Fact Check: Squats are bad for my knees and back.
I go through different workout phases. I run or I take spin classes, but I have never been able to get in the habit of incorporating regular strength training. It just never seems as much fun as cardio to me. But I am working hard to make it a consistent part of my routine because there are so many great benefits. It helps burn fat faster. Who doesn't want that? It increases your metabolism. Another great plus! And it helps keep your bones strong. A necessity for women, especially as we age.
Recently I discovered a new way of getting my strength training in that is a little different and definitely a lot more fun–functional training. Functional training helps strengthen your core and all of your various other muscle groups through movements such as box jumps, squats using kettle bells or medicine balls, jumping rope, etc. Bottom line, I don’t have to be stuck wondering around the gym trying to figure out how to use the different weight machines, it is fun and something different for my workout routine.
But one thing I worry about are my joints.
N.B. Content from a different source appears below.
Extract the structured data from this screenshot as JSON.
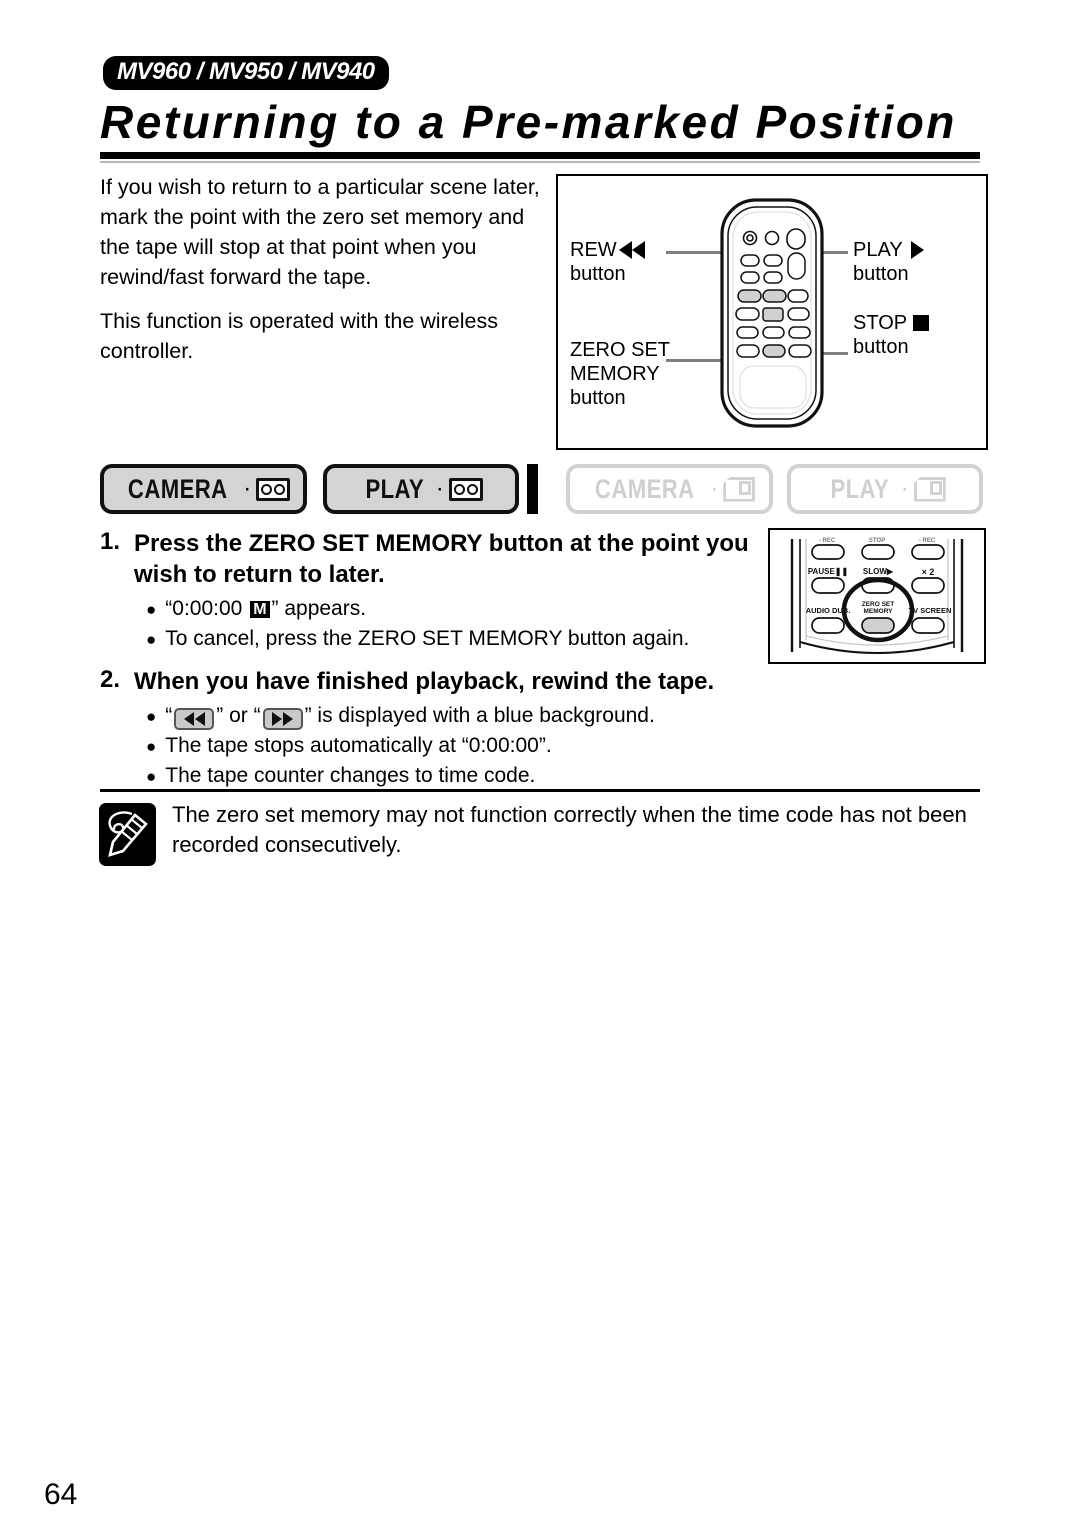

I already pound the pavement quite a bit during my runs, so will all of the extra squats and jumps hurt or help my knees and my back?
In this Fact Check, Patrick Dunham, manager of Clinical Training at Carilion Wellness, helps me sort fact from fiction when it comes the myths about strength training.